Garland Crawford has been a box manufacturer for 40 years. He builds wooden vaults and containers for indoor storage. His work has given him expert skills in operating electric tools and forklifts, construction and woodworking, and in three-dimensional thinking. He has a better work ethic and more endurance than most people we know, and he does his work with calm and friendliness. All these qualities are very valuable to us, because they are all essential to the many, varied steps of our shipping process.
Each trip that Canvasback organizes requires a lot of supplies. They come to us from doctors and donors, and we have to get them to the islands. Garland’s involvement starts from the beginning. The supplies come to our warehouse by delivery service most of the time, but every so often he picks them up.

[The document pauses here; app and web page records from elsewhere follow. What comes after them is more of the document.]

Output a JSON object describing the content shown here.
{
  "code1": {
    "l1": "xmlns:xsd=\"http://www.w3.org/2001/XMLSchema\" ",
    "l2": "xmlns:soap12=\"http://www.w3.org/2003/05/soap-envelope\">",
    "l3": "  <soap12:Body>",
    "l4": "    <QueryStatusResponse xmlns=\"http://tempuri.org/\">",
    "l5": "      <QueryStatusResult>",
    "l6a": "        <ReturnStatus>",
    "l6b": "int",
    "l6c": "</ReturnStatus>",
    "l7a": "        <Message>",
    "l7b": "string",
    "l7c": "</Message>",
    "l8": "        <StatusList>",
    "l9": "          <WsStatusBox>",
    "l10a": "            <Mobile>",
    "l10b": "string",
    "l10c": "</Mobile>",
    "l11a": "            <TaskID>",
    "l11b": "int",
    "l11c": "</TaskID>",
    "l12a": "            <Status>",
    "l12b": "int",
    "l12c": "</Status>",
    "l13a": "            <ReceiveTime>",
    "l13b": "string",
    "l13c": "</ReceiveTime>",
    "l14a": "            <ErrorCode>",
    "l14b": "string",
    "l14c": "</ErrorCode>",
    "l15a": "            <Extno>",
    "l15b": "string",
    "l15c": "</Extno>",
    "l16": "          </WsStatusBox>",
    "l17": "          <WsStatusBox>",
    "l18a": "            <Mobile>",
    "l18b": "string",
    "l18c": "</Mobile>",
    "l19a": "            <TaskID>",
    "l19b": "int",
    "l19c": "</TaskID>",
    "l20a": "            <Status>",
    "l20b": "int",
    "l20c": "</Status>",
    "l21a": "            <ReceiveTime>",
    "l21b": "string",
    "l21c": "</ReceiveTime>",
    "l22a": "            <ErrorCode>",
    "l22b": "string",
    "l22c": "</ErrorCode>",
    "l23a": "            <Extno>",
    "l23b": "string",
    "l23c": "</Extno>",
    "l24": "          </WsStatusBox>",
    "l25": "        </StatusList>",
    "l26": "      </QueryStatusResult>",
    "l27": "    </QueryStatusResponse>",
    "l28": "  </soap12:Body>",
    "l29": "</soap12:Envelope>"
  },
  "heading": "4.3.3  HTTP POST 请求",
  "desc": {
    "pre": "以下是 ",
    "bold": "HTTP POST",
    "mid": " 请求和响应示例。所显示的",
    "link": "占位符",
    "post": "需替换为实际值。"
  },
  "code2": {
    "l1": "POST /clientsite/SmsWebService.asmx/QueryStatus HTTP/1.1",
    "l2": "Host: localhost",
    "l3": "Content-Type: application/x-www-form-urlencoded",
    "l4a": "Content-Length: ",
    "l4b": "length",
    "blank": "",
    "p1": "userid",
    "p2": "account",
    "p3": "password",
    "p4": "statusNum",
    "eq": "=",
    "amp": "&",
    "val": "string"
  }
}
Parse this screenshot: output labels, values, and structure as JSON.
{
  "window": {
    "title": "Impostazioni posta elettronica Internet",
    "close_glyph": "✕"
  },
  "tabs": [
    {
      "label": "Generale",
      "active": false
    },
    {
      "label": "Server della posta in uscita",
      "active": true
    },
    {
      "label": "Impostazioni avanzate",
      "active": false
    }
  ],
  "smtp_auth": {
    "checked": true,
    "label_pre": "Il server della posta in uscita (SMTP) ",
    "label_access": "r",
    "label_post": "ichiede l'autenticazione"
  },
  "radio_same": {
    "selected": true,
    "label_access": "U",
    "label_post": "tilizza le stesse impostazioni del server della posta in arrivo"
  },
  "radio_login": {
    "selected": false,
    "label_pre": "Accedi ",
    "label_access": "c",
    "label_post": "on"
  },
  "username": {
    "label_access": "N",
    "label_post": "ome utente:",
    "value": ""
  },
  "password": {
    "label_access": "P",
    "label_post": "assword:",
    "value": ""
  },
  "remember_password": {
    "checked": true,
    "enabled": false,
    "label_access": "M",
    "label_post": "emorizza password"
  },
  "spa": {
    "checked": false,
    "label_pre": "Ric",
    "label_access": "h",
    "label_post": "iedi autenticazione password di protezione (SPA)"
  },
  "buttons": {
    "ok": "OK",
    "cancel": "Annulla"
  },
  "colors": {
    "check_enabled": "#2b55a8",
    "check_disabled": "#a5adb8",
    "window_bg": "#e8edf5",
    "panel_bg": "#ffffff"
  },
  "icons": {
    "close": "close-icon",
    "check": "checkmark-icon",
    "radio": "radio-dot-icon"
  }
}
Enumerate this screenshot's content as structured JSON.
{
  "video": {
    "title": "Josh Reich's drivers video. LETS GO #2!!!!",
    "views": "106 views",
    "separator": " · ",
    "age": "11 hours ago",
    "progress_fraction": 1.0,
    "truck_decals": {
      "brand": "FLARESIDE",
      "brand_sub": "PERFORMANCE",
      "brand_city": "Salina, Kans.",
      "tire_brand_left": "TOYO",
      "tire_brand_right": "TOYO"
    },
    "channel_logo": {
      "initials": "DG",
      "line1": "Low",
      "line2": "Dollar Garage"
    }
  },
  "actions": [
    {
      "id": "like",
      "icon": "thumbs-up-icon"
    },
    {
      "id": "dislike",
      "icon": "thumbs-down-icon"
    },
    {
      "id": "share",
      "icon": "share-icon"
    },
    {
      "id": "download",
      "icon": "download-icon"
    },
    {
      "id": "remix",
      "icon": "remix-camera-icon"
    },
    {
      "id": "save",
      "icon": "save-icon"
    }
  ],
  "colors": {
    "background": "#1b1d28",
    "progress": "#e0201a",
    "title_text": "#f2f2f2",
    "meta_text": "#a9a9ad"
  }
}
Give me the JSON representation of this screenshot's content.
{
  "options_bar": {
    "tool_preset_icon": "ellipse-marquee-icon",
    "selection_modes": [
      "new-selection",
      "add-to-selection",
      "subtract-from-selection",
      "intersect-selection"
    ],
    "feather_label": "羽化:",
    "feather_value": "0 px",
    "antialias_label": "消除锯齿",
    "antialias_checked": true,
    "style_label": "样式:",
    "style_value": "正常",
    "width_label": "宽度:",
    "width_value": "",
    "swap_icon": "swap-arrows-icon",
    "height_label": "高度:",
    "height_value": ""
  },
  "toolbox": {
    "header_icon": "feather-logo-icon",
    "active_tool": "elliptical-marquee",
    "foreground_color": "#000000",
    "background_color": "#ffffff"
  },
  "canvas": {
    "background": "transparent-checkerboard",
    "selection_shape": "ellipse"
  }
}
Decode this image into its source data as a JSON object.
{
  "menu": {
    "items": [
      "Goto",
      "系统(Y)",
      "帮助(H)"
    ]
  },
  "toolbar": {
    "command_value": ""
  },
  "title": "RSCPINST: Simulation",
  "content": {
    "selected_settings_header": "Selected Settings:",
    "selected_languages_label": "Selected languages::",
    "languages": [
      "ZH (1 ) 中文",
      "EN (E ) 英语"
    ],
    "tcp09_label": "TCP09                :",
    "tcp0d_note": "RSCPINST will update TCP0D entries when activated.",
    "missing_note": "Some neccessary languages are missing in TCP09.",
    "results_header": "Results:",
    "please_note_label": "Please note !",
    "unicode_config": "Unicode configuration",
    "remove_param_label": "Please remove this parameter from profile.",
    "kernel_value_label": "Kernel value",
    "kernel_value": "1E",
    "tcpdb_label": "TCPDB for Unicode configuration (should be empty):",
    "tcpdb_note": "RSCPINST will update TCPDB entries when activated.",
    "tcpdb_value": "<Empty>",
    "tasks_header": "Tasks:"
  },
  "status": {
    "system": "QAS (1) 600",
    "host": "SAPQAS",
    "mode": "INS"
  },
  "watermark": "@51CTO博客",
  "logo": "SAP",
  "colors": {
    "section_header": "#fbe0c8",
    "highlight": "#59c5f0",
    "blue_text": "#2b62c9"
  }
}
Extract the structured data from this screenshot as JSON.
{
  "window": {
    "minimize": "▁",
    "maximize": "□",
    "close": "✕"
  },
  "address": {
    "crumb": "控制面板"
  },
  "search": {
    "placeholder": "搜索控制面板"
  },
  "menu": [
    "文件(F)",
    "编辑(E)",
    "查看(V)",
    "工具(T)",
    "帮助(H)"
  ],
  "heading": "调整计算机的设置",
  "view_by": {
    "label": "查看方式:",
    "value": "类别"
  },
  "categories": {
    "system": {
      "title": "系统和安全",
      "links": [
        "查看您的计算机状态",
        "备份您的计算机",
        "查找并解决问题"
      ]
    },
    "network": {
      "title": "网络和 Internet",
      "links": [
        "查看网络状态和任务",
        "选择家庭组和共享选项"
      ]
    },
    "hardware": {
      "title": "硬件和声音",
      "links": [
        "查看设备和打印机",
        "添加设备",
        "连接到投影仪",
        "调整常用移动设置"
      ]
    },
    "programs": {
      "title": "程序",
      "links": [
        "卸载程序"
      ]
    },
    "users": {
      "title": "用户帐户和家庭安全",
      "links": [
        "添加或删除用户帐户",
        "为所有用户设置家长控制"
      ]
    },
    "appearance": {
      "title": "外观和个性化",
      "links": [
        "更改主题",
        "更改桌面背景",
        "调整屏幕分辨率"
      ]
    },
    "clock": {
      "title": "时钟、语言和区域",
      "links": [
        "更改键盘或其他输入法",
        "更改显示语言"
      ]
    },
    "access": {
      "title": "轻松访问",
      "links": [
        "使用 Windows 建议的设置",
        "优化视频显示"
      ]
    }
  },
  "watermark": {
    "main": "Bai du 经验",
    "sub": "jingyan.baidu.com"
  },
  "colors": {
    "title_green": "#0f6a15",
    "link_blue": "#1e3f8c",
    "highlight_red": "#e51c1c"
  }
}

Between the surgery packs, instruments, equipment, and medications, we amass enough to fill a number of crates – sometimes enough to fill a 40-foot container. We can’t ship these items loose, they need to be stored for transportation. So each trip Garland uses his vault-building skills to build wooden crates from plywood and two-by-fours – a lot of them. They are packed Tetris-like with IV solution, drapes, sutures, needles, syringes, and more. Once packed, Garland completes them, screwing on the last two sides of the crate, then stacks them with a forklift, if needed, to make room for more.
On the day of shipping, Garland moves the crates into a truck or container, a difficult task when you have only a few inches of clearance to move within. It takes clever maneuvering and several hours to stack and situate the crates in the right places. Sometimes his job stops there. Other times he drives the supplies himself to San Leandro to be shipped.
Garland has to wake up at four AM every morning to go to work. By the time he gets home at four PM, he is tired. Despite having worked a physically demanding job all day, he will come in after work to do these tasks, sometimes staying late into the night to do so.
Last summer we had five trips shipping supplies out to Majuro, Palau, and Yap on the same day. It was the largest shipment we have ever had to pull together. Usually Garland has a comfortable amount of time to complete all the shipping steps, but this five-trip shipment required five times as much work, within a one-trip timeline. Garland came in after work for two weeks before the shipping day to make it happen.
He rushed to build, fill, and stack crates, but a few days before the shipping date there was still too much to do within his usual hours. To make sure we could ship on time, Garland stayed until midnight for several days making crates then packing and sealing them – averaging three hours of sleep for a number of nights.
We managed to just make the deadline, warehouse full to the brim with more than 40 crates, thanks to his sacrifice. What was more, the morning the container arrived, he was at the warehouse waiting for it, having taken work off to move each crate into its corresponding truck and container. While the rest of us were stressed, Garland was steady and pulled us through. We could not have done that or any shipment without him, and we owe him a great deal of gratitude.
We rely on a lot of people like Garland, who might not put in full-time hours, but who do essential work. Those who come in to do small office tasks, the nurses and doctors who brave the depths of our warehouse to organize supplies, all the medical professionals who give their vacation time to come and work long days caring for those in Micronesia. We need them all.
We need you too. Please donate to Canvasback so we can all work together to continue to bring essential medical care to Micronesia.